- **WORK TO BE COMPLETED**:
Every line holding the string "учетной" should be copied from the listing.

********************

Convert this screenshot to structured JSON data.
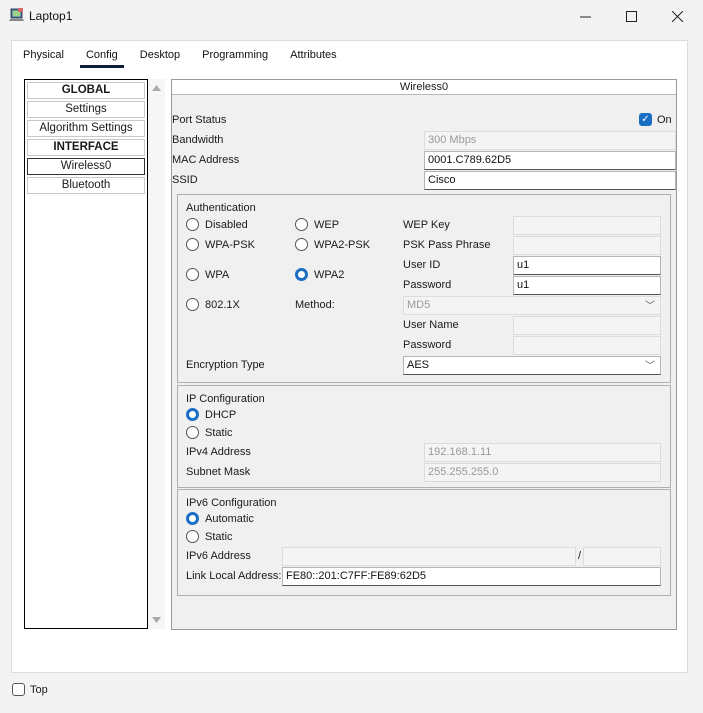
{
  "window": {
    "title": "Laptop1"
  },
  "tabs": [
    "Physical",
    "Config",
    "Desktop",
    "Programming",
    "Attributes"
  ],
  "active_tab": "Config",
  "sidebar": [
    "GLOBAL",
    "Settings",
    "Algorithm Settings",
    "INTERFACE",
    "Wireless0",
    "Bluetooth"
  ],
  "panel": {
    "title": "Wireless0",
    "port_status_label": "Port Status",
    "port_status_value": "On",
    "bandwidth_label": "Bandwidth",
    "bandwidth_value": "300 Mbps",
    "mac_label": "MAC Address",
    "mac_value": "0001.C789.62D5",
    "ssid_label": "SSID",
    "ssid_value": "Cisco"
  },
  "auth": {
    "title": "Authentication",
    "options": [
      "Disabled",
      "WEP",
      "WPA-PSK",
      "WPA2-PSK",
      "WPA",
      "WPA2",
      "802.1X"
    ],
    "selected": "WPA2",
    "method_label": "Method:",
    "method_value": "MD5",
    "wep_key_label": "WEP Key",
    "psk_label": "PSK Pass Phrase",
    "user_id_label": "User ID",
    "user_id_value": "u1",
    "password_label": "Password",
    "password_value": "u1",
    "user_name_label": "User Name",
    "password2_label": "Password",
    "encryption_label": "Encryption Type",
    "encryption_value": "AES"
  },
  "ip": {
    "title": "IP Configuration",
    "dhcp_label": "DHCP",
    "static_label": "Static",
    "ipv4_label": "IPv4 Address",
    "ipv4_value": "192.168.1.11",
    "mask_label": "Subnet Mask",
    "mask_value": "255.255.255.0"
  },
  "ipv6": {
    "title": "IPv6 Configuration",
    "auto_label": "Automatic",
    "static_label": "Static",
    "addr_label": "IPv6 Address",
    "slash": "/",
    "link_local_label": "Link Local Address:",
    "link_local_value": "FE80::201:C7FF:FE89:62D5"
  },
  "footer": {
    "top_label": "Top"
  }
}
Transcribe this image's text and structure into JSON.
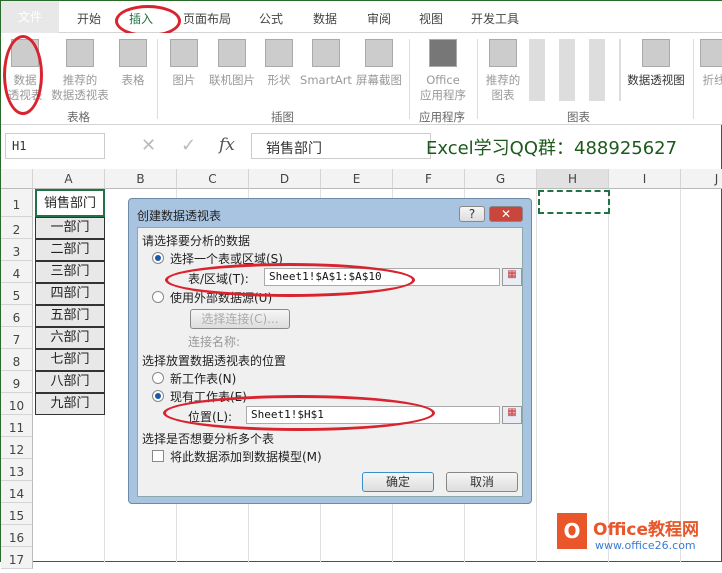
{
  "tabs": [
    "文件",
    "开始",
    "插入",
    "页面布局",
    "公式",
    "数据",
    "审阅",
    "视图",
    "开发工具"
  ],
  "ribbon": {
    "pivot": "数据\n透视表",
    "rec_pivot": "推荐的\n数据透视表",
    "table": "表格",
    "group_table": "表格",
    "picture": "图片",
    "online_picture": "联机图片",
    "shapes": "形状",
    "smartart": "SmartArt",
    "screenshot": "屏幕截图",
    "group_illus": "插图",
    "office_apps": "Office\n应用程序",
    "group_apps": "应用程序",
    "rec_charts": "推荐的\n图表",
    "pivot_chart": "数据透视图",
    "group_charts": "图表",
    "line": "折线"
  },
  "formula_bar": {
    "name_box": "H1",
    "formula": "销售部门",
    "fx": "fx",
    "cancel": "✕",
    "enter": "✓"
  },
  "watermark": "Excel学习QQ群：488925627",
  "columns": [
    "A",
    "B",
    "C",
    "D",
    "E",
    "F",
    "G",
    "H",
    "I",
    "J"
  ],
  "rows": [
    "1",
    "2",
    "3",
    "4",
    "5",
    "6",
    "7",
    "8",
    "9",
    "10",
    "11",
    "12",
    "13",
    "14",
    "15",
    "16",
    "17"
  ],
  "cells": [
    "销售部门",
    "一部门",
    "二部门",
    "三部门",
    "四部门",
    "五部门",
    "六部门",
    "七部门",
    "八部门",
    "九部门"
  ],
  "dialog": {
    "title": "创建数据透视表",
    "help": "?",
    "close": "✕",
    "section1": "请选择要分析的数据",
    "opt_range": "选择一个表或区域(S)",
    "range_label": "表/区域(T):",
    "range_value": "Sheet1!$A$1:$A$10",
    "opt_external": "使用外部数据源(U)",
    "choose_conn": "选择连接(C)...",
    "conn_name": "连接名称:",
    "section2": "选择放置数据透视表的位置",
    "opt_new": "新工作表(N)",
    "opt_existing": "现有工作表(E)",
    "loc_label": "位置(L):",
    "loc_value": "Sheet1!$H$1",
    "section3": "选择是否想要分析多个表",
    "add_model": "将此数据添加到数据模型(M)",
    "ok": "确定",
    "cancel": "取消"
  },
  "logo": {
    "name": "Office教程网",
    "url": "www.office26.com"
  }
}
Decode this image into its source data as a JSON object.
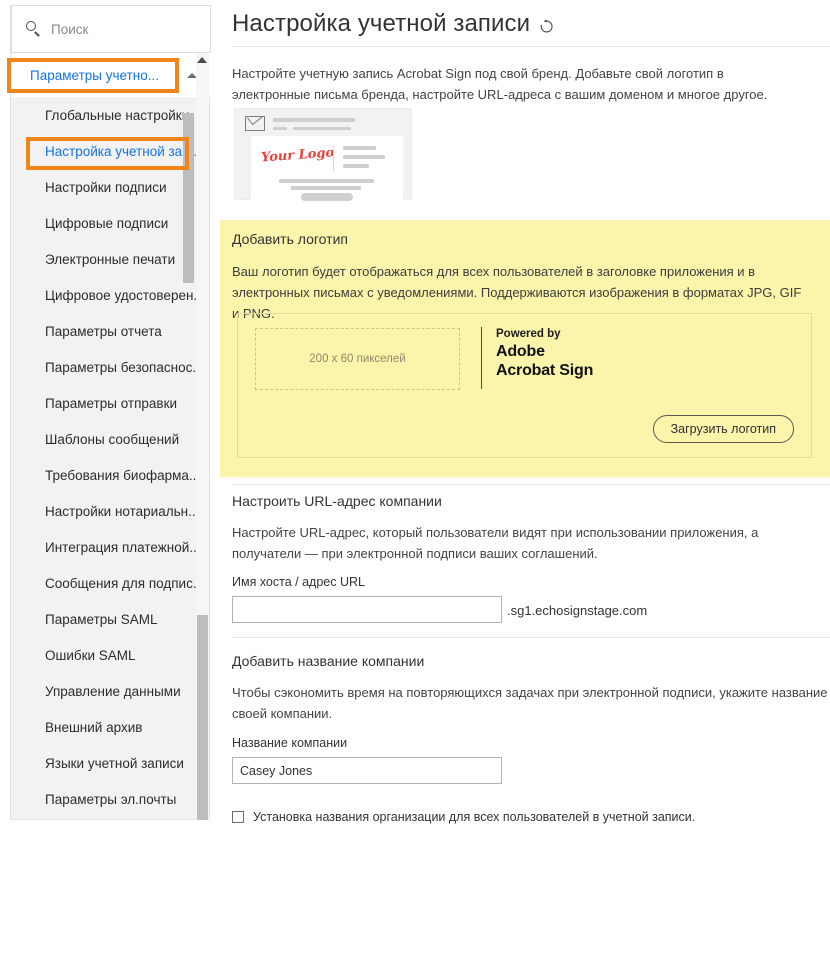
{
  "sidebar": {
    "search": {
      "placeholder": "Поиск",
      "icon": "search-icon"
    },
    "group": {
      "label": "Параметры учетно...",
      "chevron": "chevron-down-icon"
    },
    "items": [
      {
        "label": "Глобальные настройки",
        "active": false
      },
      {
        "label": "Настройка учетной зап...",
        "active": true
      },
      {
        "label": "Настройки подписи",
        "active": false
      },
      {
        "label": "Цифровые подписи",
        "active": false
      },
      {
        "label": "Электронные печати",
        "active": false
      },
      {
        "label": "Цифровое удостоверен...",
        "active": false
      },
      {
        "label": "Параметры отчета",
        "active": false
      },
      {
        "label": "Параметры безопаснос...",
        "active": false
      },
      {
        "label": "Параметры отправки",
        "active": false
      },
      {
        "label": "Шаблоны сообщений",
        "active": false
      },
      {
        "label": "Требования биофарма...",
        "active": false
      },
      {
        "label": "Настройки нотариальн...",
        "active": false
      },
      {
        "label": "Интеграция платежной...",
        "active": false
      },
      {
        "label": "Сообщения для подпис...",
        "active": false
      },
      {
        "label": "Параметры SAML",
        "active": false
      },
      {
        "label": "Ошибки SAML",
        "active": false
      },
      {
        "label": "Управление данными",
        "active": false
      },
      {
        "label": "Внешний архив",
        "active": false
      },
      {
        "label": "Языки учетной записи",
        "active": false
      },
      {
        "label": "Параметры эл.почты",
        "active": false
      }
    ]
  },
  "main": {
    "title": "Настройка учетной записи",
    "refresh_icon": "refresh-icon",
    "intro": "Настройте учетную запись Acrobat Sign под свой бренд. Добавьте свой логотип в электронные письма бренда, настройте URL-адреса с вашим доменом и многое другое.",
    "preview": {
      "logo_text": "Your Logo",
      "envelope_icon": "envelope-icon"
    },
    "logo_section": {
      "title": "Добавить логотип",
      "description": "Ваш логотип будет отображаться для всех пользователей в заголовке приложения и в электронных письмах с уведомлениями. Поддерживаются изображения в форматах JPG, GIF и PNG.",
      "dropzone_text": "200 x 60 пикселей",
      "powered_by": "Powered by",
      "brand_line1": "Adobe",
      "brand_line2": "Acrobat Sign",
      "upload_button": "Загрузить логотип"
    },
    "url_section": {
      "title": "Настроить URL-адрес компании",
      "description": "Настройте URL-адрес, который пользователи видят при использовании приложения, а получатели — при электронной подписи ваших соглашений.",
      "field_label": "Имя хоста / адрес URL",
      "field_value": "",
      "suffix": ".sg1.echosignstage.com"
    },
    "company_section": {
      "title": "Добавить название компании",
      "description": "Чтобы сэкономить время на повторяющихся задачах при электронной подписи, укажите название своей компании.",
      "field_label": "Название компании",
      "field_value": "Casey Jones",
      "checkbox_label": "Установка названия организации для всех пользователей в учетной записи.",
      "checkbox_checked": false
    }
  },
  "colors": {
    "highlight": "#f0851a",
    "accent_link": "#1473e6",
    "logo_panel_bg": "#fbf4ab",
    "logo_red": "#e8413a"
  }
}
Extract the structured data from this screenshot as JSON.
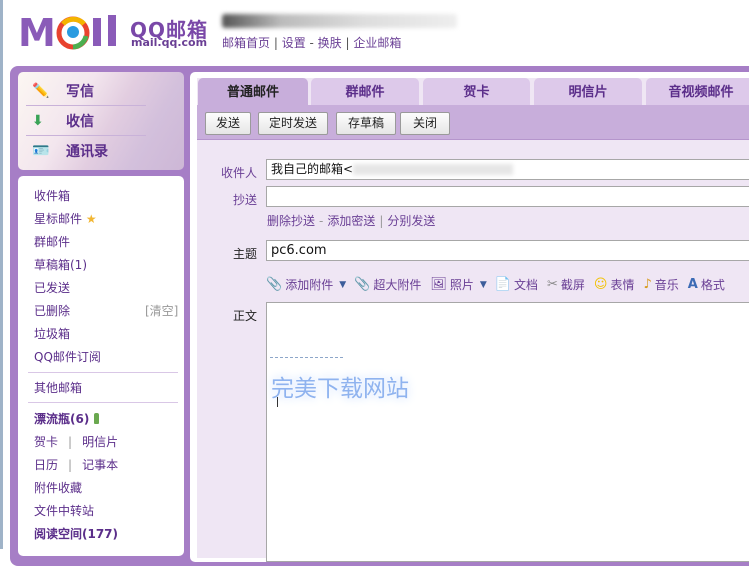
{
  "header": {
    "logo_text": "MOil",
    "brand": "QQ邮箱",
    "domain": "mail.qq.com",
    "links": [
      "邮箱首页",
      "设置",
      "换肤",
      "企业邮箱"
    ]
  },
  "quick": {
    "compose": "写信",
    "inbox": "收信",
    "contacts": "通讯录"
  },
  "nav": {
    "items": [
      "收件箱",
      "星标邮件",
      "群邮件",
      "草稿箱(1)",
      "已发送",
      "已删除",
      "垃圾箱",
      "QQ邮件订阅",
      "其他邮箱",
      "漂流瓶(6)",
      "贺卡",
      "明信片",
      "日历",
      "记事本",
      "附件收藏",
      "文件中转站",
      "阅读空间(177)"
    ],
    "clear": "[清空]",
    "divider": "|"
  },
  "tabs": [
    "普通邮件",
    "群邮件",
    "贺卡",
    "明信片",
    "音视频邮件"
  ],
  "toolbar": {
    "send": "发送",
    "timed_send": "定时发送",
    "save_draft": "存草稿",
    "close": "关闭"
  },
  "form": {
    "to_label": "收件人",
    "to_value": "我自己的邮箱<",
    "cc_label": "抄送",
    "cc_value": "",
    "links": [
      "删除抄送",
      "添加密送",
      "分别发送"
    ],
    "subject_label": "主题",
    "subject_value": "pc6.com",
    "body_label": "正文"
  },
  "attach_tools": [
    "添加附件",
    "超大附件",
    "照片",
    "文档",
    "截屏",
    "表情",
    "音乐",
    "格式"
  ],
  "body": {
    "watermark": "完美下载网站"
  },
  "colors": {
    "accent": "#a67ec6",
    "text": "#5b2e8a",
    "panel": "#efe6f4"
  }
}
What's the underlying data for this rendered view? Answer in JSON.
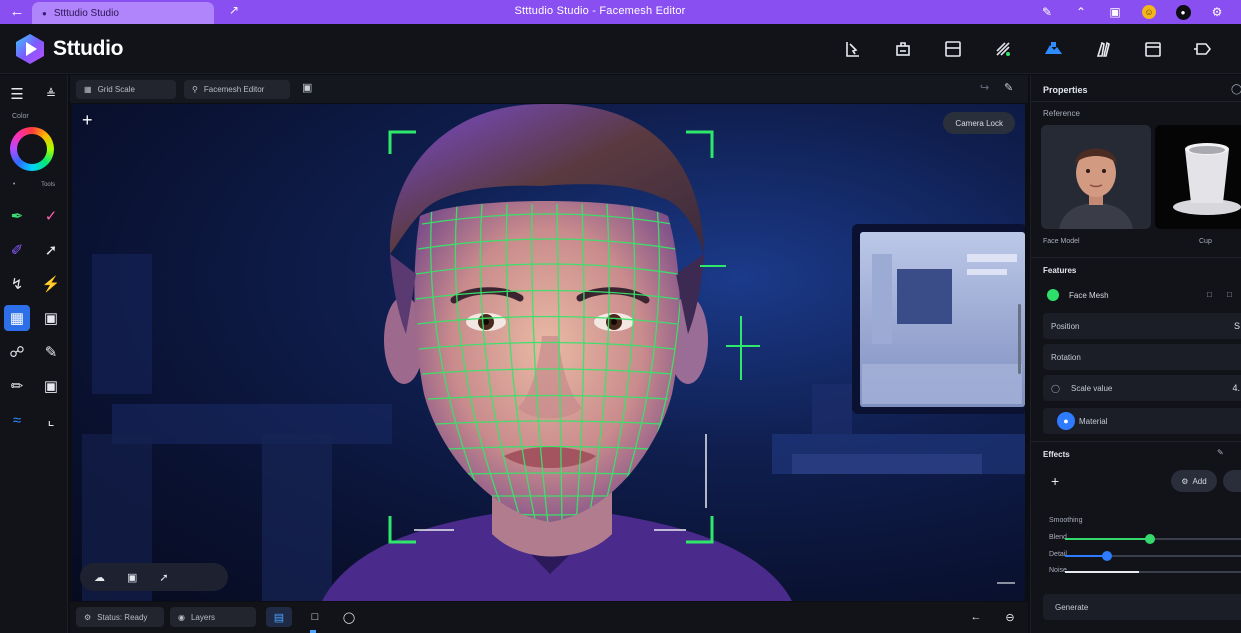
{
  "window": {
    "tab_title": "Stttudio Studio",
    "title": "Stttudio Studio - Facemesh Editor",
    "top_icons": [
      "pen-icon",
      "up-arrow-icon",
      "store-icon",
      "emoji-icon",
      "account-icon",
      "settings-icon"
    ]
  },
  "app": {
    "brand": "Sttudio"
  },
  "toolbar": {
    "tools": [
      "select-tool-icon",
      "transform-tool-icon",
      "frame-tool-icon",
      "mesh-tool-icon",
      "paint-tool-icon",
      "brush-tool-icon",
      "layout-tool-icon",
      "shape-tool-icon"
    ],
    "active": "paint-tool-icon"
  },
  "leftbar": {
    "section_label": "Color",
    "tool_label": "Tools"
  },
  "viewport": {
    "search_a": "Grid Scale",
    "search_b": "Facemesh Editor",
    "camera_pill": "Camera Lock",
    "accent": "#2ee86b"
  },
  "statusbar": {
    "field_a": "Status: Ready",
    "field_b": "Layers"
  },
  "panel": {
    "header": "Properties",
    "assets_title": "Reference",
    "asset_a_caption": "Face Model",
    "asset_b_caption": "Cup",
    "layers_title": "Features",
    "layer_active": "Face Mesh",
    "rows": [
      {
        "label": "Position",
        "value": "S"
      },
      {
        "label": "Rotation",
        "value": ""
      },
      {
        "label": "Scale value",
        "value": "4."
      },
      {
        "label": "Material",
        "value": ""
      }
    ],
    "effects_title": "Effects",
    "add_button": "Add",
    "sliders_title": "Smoothing",
    "slider_labels": [
      "Blend",
      "Detail",
      "Noise"
    ],
    "slider_values": [
      0.48,
      0.24,
      0.42
    ],
    "slider_colors": [
      "#35d96b",
      "#2f7bff",
      "#e8eaf0"
    ],
    "footer_button": "Generate"
  }
}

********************

- **ANSWER TO THIS PROBLEM**:
        "label": "Настройка учетной зап...",
        "label": "Языки учетной записи",
    "title": "Настройка учетной записи",
      "checkbox_label": "Установка названия организации для всех пользователей в учетной записи.",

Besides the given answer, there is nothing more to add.